Depending on which occupation you choose, some skills might be more important than others. Conservation and forestry workers will need to be physically fit and have quite a bit of physical stamina. Conservation scientists will require management skills, as they will be responsible for the various projects of forestry crews.
If you are interested in becoming a conservation or forest worker, you typically need to have a high school diploma. People that are interested in becoming conservation and forest technicians will likely require an Associates’ degree. For people who become foresters and conservation scientists, they will likely need at least a bachelor’s degree if not an advanced degree.
Conservation and forest workers commonly receive training on the job. Typically, this training will last anywhere between one month to a year. Some states may require that workers complete commercial pesticide training.
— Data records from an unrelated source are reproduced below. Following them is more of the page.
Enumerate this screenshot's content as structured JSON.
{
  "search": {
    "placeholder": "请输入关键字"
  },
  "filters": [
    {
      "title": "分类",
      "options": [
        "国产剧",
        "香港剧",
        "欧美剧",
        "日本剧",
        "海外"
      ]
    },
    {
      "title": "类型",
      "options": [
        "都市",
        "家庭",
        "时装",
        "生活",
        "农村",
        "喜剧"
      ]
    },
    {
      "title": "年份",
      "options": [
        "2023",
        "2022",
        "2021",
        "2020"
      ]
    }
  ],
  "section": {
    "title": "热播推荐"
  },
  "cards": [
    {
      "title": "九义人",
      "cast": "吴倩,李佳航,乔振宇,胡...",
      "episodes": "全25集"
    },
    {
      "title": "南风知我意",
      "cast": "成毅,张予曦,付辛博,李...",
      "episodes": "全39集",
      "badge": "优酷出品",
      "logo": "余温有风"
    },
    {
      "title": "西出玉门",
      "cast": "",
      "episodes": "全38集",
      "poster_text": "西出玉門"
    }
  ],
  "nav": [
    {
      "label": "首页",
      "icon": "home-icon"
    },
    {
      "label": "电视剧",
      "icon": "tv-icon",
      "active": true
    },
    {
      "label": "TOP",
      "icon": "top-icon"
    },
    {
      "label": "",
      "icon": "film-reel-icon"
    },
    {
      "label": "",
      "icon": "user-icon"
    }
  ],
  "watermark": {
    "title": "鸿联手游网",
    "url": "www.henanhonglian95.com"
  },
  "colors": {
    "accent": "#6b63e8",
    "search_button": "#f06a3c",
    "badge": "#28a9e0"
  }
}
For entry-level technicians, scientists, and foresters, there is not usually on-the-job training. Instead, they have received the training that they need during their education.
It might be necessary for you to receive training on suppressing and monitoring forest fires.
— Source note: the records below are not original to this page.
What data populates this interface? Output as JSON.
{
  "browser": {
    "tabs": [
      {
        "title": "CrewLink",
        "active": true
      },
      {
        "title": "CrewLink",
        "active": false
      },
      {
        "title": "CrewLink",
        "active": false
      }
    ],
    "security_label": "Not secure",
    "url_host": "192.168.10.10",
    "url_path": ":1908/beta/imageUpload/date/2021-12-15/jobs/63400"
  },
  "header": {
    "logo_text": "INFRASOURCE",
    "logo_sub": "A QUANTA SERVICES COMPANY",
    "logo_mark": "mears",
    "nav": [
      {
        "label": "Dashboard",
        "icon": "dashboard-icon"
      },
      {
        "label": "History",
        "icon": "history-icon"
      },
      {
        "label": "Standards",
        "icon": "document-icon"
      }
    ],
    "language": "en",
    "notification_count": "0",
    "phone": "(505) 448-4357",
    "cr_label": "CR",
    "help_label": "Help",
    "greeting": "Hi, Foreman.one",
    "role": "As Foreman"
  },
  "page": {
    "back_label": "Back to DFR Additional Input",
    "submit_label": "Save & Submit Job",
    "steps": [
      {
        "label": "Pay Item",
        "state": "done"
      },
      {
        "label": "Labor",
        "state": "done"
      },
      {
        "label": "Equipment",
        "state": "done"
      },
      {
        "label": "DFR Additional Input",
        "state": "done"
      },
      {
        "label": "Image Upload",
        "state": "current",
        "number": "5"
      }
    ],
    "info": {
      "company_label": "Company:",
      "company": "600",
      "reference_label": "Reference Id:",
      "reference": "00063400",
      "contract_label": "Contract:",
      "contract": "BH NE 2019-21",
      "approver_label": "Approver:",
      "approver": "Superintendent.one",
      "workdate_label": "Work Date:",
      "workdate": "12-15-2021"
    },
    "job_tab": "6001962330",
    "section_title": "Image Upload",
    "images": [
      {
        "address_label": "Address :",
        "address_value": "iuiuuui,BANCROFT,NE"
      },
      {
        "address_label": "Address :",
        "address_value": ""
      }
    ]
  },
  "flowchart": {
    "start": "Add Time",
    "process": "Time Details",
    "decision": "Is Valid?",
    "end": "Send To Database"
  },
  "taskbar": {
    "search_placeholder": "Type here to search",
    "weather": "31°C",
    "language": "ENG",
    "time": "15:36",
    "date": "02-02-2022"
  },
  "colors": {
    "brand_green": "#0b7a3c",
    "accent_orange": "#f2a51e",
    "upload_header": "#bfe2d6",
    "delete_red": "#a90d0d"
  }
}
What Are Some Other Jobs That Might Appeal to Someone Interested in Forestry?
Is forestry interesting to you but you aren’t quite sure that any of these jobs fit the bill? There are other jobs that might appeal to you if you find the idea of working outside and with nature attractive.
If you are more interested in helping people and spending time alone in the wilderness, perhaps you would be interested in becoming a firefighter. This is an incredibly competitive career field that requires long hours, hard work, and a lot of dedication.
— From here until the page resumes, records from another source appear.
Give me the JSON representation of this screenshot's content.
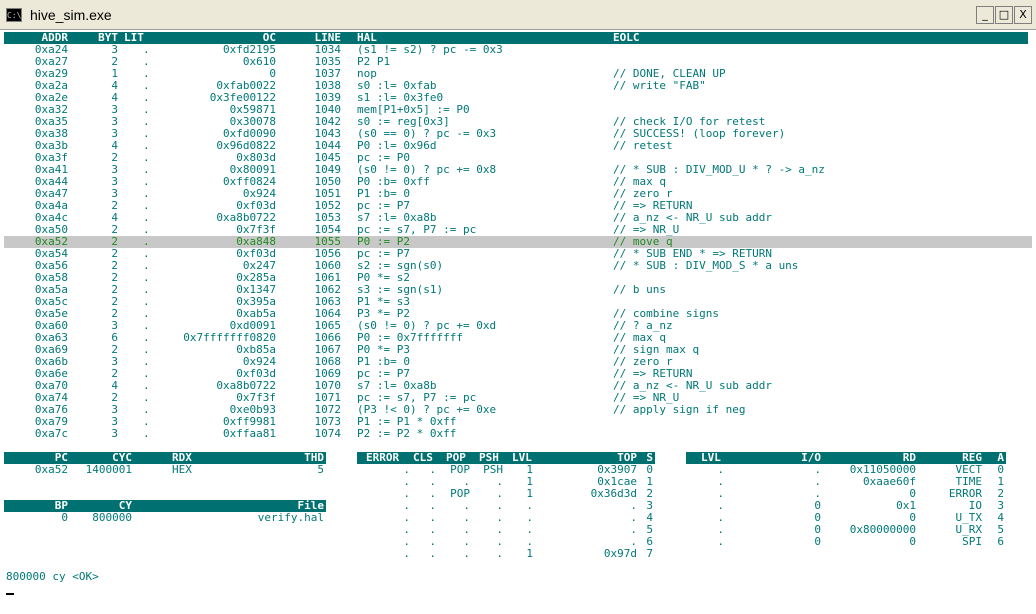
{
  "window": {
    "title": "hive_sim.exe",
    "icon_text": "C:\\",
    "min": "_",
    "max": "□",
    "close": "X"
  },
  "code": {
    "headers": {
      "addr": "ADDR",
      "byt": "BYT",
      "lit": "LIT",
      "oc": "OC",
      "line": "LINE",
      "hal": "HAL",
      "eolc": "EOLC"
    },
    "selected_index": 16,
    "rows": [
      [
        "0xa24",
        "3",
        ".",
        "0xfd2195",
        "1034",
        "(s1 != s2) ? pc -= 0x3",
        ""
      ],
      [
        "0xa27",
        "2",
        ".",
        "0x610",
        "1035",
        "P2 P1",
        ""
      ],
      [
        "0xa29",
        "1",
        ".",
        "0",
        "1037",
        "nop",
        "// DONE, CLEAN UP"
      ],
      [
        "0xa2a",
        "4",
        ".",
        "0xfab0022",
        "1038",
        "s0 :l= 0xfab",
        "// write \"FAB\""
      ],
      [
        "0xa2e",
        "4",
        ".",
        "0x3fe00122",
        "1039",
        "s1 :l= 0x3fe0",
        ""
      ],
      [
        "0xa32",
        "3",
        ".",
        "0x59871",
        "1040",
        "mem[P1+0x5] := P0",
        ""
      ],
      [
        "0xa35",
        "3",
        ".",
        "0x30078",
        "1042",
        "s0 := reg[0x3]",
        "// check I/O for retest"
      ],
      [
        "0xa38",
        "3",
        ".",
        "0xfd0090",
        "1043",
        "(s0 == 0) ? pc -= 0x3",
        "// SUCCESS! (loop forever)"
      ],
      [
        "0xa3b",
        "4",
        ".",
        "0x96d0822",
        "1044",
        "P0 :l= 0x96d",
        "// retest"
      ],
      [
        "0xa3f",
        "2",
        ".",
        "0x803d",
        "1045",
        "pc := P0",
        ""
      ],
      [
        "0xa41",
        "3",
        ".",
        "0x80091",
        "1049",
        "(s0 != 0) ? pc += 0x8",
        "// * SUB : DIV_MOD_U * ? -> a_nz"
      ],
      [
        "0xa44",
        "3",
        ".",
        "0xff0824",
        "1050",
        "P0 :b= 0xff",
        "// max q"
      ],
      [
        "0xa47",
        "3",
        ".",
        "0x924",
        "1051",
        "P1 :b= 0",
        "// zero r"
      ],
      [
        "0xa4a",
        "2",
        ".",
        "0xf03d",
        "1052",
        "pc := P7",
        "// => RETURN"
      ],
      [
        "0xa4c",
        "4",
        ".",
        "0xa8b0722",
        "1053",
        "s7 :l= 0xa8b",
        "// a_nz <- NR_U sub addr"
      ],
      [
        "0xa50",
        "2",
        ".",
        "0x7f3f",
        "1054",
        "pc := s7, P7 := pc",
        "// => NR_U"
      ],
      [
        "0xa52",
        "2",
        ".",
        "0xa848",
        "1055",
        "P0 := P2",
        "// move q"
      ],
      [
        "0xa54",
        "2",
        ".",
        "0xf03d",
        "1056",
        "pc := P7",
        "// * SUB END * => RETURN"
      ],
      [
        "0xa56",
        "2",
        ".",
        "0x247",
        "1060",
        "s2 := sgn(s0)",
        "// * SUB : DIV_MOD_S * a uns"
      ],
      [
        "0xa58",
        "2",
        ".",
        "0x285a",
        "1061",
        "P0 *= s2",
        ""
      ],
      [
        "0xa5a",
        "2",
        ".",
        "0x1347",
        "1062",
        "s3 := sgn(s1)",
        "// b uns"
      ],
      [
        "0xa5c",
        "2",
        ".",
        "0x395a",
        "1063",
        "P1 *= s3",
        ""
      ],
      [
        "0xa5e",
        "2",
        ".",
        "0xab5a",
        "1064",
        "P3 *= P2",
        "// combine signs"
      ],
      [
        "0xa60",
        "3",
        ".",
        "0xd0091",
        "1065",
        "(s0 != 0) ? pc += 0xd",
        "// ? a_nz"
      ],
      [
        "0xa63",
        "6",
        ".",
        "0x7fffffff0820",
        "1066",
        "P0 := 0x7fffffff",
        "// max q"
      ],
      [
        "0xa69",
        "2",
        ".",
        "0xb85a",
        "1067",
        "P0 *= P3",
        "// sign max q"
      ],
      [
        "0xa6b",
        "3",
        ".",
        "0x924",
        "1068",
        "P1 :b= 0",
        "// zero r"
      ],
      [
        "0xa6e",
        "2",
        ".",
        "0xf03d",
        "1069",
        "pc := P7",
        "// => RETURN"
      ],
      [
        "0xa70",
        "4",
        ".",
        "0xa8b0722",
        "1070",
        "s7 :l= 0xa8b",
        "// a_nz <- NR_U sub addr"
      ],
      [
        "0xa74",
        "2",
        ".",
        "0x7f3f",
        "1071",
        "pc := s7, P7 := pc",
        "// => NR_U"
      ],
      [
        "0xa76",
        "3",
        ".",
        "0xe0b93",
        "1072",
        "(P3 !< 0) ? pc += 0xe",
        "// apply sign if neg"
      ],
      [
        "0xa79",
        "3",
        ".",
        "0xff9981",
        "1073",
        "P1 := P1 * 0xff",
        ""
      ],
      [
        "0xa7c",
        "3",
        ".",
        "0xffaa81",
        "1074",
        "P2 := P2 * 0xff",
        ""
      ]
    ]
  },
  "pc_panel": {
    "headers": {
      "pc": "PC",
      "cyc": "CYC",
      "rdx": "RDX",
      "thd": "THD"
    },
    "values": {
      "pc": "0xa52",
      "cyc": "1400001",
      "rdx": "HEX",
      "thd": "5"
    }
  },
  "bp_panel": {
    "headers": {
      "bp": "BP",
      "cy": "CY",
      "file": "File"
    },
    "values": {
      "bp": "0",
      "cy": "800000",
      "file": "verify.hal"
    }
  },
  "stack_panel": {
    "headers": {
      "error": "ERROR",
      "cls": "CLS",
      "pop": "POP",
      "psh": "PSH",
      "lvl": "LVL",
      "top": "TOP",
      "s": "S"
    },
    "rows": [
      [
        ".",
        ".",
        "POP",
        "PSH",
        "1",
        "0x3907",
        "0"
      ],
      [
        ".",
        ".",
        ".",
        ".",
        "1",
        "0x1cae",
        "1"
      ],
      [
        ".",
        ".",
        "POP",
        ".",
        "1",
        "0x36d3d",
        "2"
      ],
      [
        ".",
        ".",
        ".",
        ".",
        ".",
        ".",
        "3"
      ],
      [
        ".",
        ".",
        ".",
        ".",
        ".",
        ".",
        "4"
      ],
      [
        ".",
        ".",
        ".",
        ".",
        ".",
        ".",
        "5"
      ],
      [
        ".",
        ".",
        ".",
        ".",
        ".",
        ".",
        "6"
      ],
      [
        ".",
        ".",
        ".",
        ".",
        "1",
        "0x97d",
        "7"
      ]
    ]
  },
  "reg_panel": {
    "headers": {
      "lvl": "LVL",
      "io": "I/O",
      "rd": "RD",
      "reg": "REG",
      "a": "A"
    },
    "rows": [
      [
        ".",
        ".",
        "0x11050000",
        "VECT",
        "0"
      ],
      [
        ".",
        ".",
        "0xaae60f",
        "TIME",
        "1"
      ],
      [
        ".",
        ".",
        "0",
        "ERROR",
        "2"
      ],
      [
        ".",
        "0",
        "0x1",
        "IO",
        "3"
      ],
      [
        ".",
        "0",
        "0",
        "U_TX",
        "4"
      ],
      [
        ".",
        "0",
        "0x80000000",
        "U_RX",
        "5"
      ],
      [
        ".",
        "0",
        "0",
        "SPI",
        "6"
      ]
    ]
  },
  "status_text": "800000 cy <OK>",
  "colors": {
    "text": "#007878",
    "header_bg": "#007070",
    "header_text": "#ffffff",
    "selected_bg": "#c8c8c8",
    "selected_text": "#208a20"
  }
}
Rather than focusing on plant life and forest, geophysicist focuses on other aspects of the earth. These might include the study of seismic, magnetic, electrical, or gravitational occurrences. The part of the job to measure, evaluate, and document geographic anomalies and features.
Seismology is a field of Earth science. Specialists in this field research and interpret the structures of the area and its geological composition. They also evaluate the potential dangers and risks of earthquakes as well as attempt to improve construction standards and minimize the impact of earthquakes.
Most seismologists these days are employed in petroleum exploration.
If you are more interested in the biology of animals than the maintenance of forests, you might consider becoming an ornithologist. These are geologist whose focus is on different types of birds. This includes every different aspect of birds, such as their migration patterns, flight patterns, physical appearance, and songs.
Do you love being outside but love people just as much? Maybe a better fit for you would be working as a recreation worker.
As a recreation worker, you typically lead outdoor activities at institutions such as parks, camps, recreation centers, residential care facilities, and nursing homes.
Have you always wanted to get paid to have fun? The recreation work might be worth checking out.
Once you start to look at nature more closely, it is hard to escape how beautiful and incredible it truly is. If you’ve always been interested in gardening and plants, you might find botany appealing.
There are many different types of jobs that one can get in the field of botany. This might include working as a field botanist searching for new species of plants or as a medical botanist.
Becoming a park ranger is another great job if you love being outside, love people, but appreciate your alone time too. It’s an opportunity to spend a lot of time in nature while also assisting park guests. You’ll also be responsible for searching for lost hikers.
Is a Job in Forestry Right for You?
Whether you do lumber work or work as a conservation scientist, working in forestry can be an excellent way to spend time in the great outdoors. These jobs can be quite taxing, though, so it’s important to make sure that the job description fits with what you hope to do in your occupation.
Did you find this article on forestry jobs interesting? If so, be sure to check out the rest of our blog for more fascinating and informative content!